━━ Input for this task
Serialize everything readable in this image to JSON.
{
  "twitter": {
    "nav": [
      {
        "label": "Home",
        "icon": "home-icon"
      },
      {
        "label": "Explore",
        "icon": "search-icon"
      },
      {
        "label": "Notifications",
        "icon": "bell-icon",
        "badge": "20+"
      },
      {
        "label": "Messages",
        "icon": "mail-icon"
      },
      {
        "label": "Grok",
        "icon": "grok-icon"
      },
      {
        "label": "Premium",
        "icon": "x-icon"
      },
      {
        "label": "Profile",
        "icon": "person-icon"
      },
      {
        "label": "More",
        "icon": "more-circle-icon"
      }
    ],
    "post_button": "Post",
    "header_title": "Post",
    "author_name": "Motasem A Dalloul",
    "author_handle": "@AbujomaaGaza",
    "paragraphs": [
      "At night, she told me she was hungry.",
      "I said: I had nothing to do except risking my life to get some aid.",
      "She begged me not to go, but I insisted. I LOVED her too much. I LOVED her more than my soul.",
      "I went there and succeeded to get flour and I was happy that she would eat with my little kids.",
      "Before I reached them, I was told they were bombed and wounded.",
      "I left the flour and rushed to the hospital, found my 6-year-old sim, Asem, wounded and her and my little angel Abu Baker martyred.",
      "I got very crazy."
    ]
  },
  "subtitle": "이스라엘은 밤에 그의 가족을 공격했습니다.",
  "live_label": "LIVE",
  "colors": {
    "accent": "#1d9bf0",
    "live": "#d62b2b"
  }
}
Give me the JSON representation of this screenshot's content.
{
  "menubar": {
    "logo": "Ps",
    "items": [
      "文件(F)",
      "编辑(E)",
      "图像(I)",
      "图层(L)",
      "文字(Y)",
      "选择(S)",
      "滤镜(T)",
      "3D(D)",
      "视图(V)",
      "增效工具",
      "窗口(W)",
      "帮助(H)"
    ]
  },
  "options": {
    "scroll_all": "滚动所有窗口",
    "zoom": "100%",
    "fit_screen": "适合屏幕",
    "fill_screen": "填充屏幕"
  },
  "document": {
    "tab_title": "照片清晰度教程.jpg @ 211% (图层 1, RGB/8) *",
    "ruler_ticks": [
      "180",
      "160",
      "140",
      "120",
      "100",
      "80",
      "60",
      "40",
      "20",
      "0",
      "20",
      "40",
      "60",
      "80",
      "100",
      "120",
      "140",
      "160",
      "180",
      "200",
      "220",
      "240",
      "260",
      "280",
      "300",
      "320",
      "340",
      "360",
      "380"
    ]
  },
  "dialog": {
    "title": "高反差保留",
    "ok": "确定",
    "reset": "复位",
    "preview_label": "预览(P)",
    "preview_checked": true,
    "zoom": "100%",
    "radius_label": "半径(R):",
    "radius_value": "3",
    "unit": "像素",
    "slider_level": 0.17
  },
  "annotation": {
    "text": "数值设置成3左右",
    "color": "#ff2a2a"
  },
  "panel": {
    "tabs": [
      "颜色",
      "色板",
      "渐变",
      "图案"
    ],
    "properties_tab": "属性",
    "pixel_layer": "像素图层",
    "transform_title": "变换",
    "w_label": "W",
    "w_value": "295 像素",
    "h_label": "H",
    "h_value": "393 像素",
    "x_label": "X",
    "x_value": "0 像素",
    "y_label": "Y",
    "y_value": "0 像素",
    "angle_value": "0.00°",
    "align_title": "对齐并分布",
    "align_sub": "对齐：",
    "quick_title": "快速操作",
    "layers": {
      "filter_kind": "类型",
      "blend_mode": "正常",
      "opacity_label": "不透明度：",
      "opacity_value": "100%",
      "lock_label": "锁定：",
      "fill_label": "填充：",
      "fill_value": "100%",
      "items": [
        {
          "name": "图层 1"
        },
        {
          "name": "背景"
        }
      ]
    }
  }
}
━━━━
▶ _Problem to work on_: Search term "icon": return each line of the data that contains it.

▶ _Exercise response_:
        "icon": "home-icon"
        "icon": "search-icon"
        "icon": "bell-icon",
        "icon": "mail-icon"
        "icon": "grok-icon"
        "icon": "x-icon"
        "icon": "person-icon"
        "icon": "more-circle-icon"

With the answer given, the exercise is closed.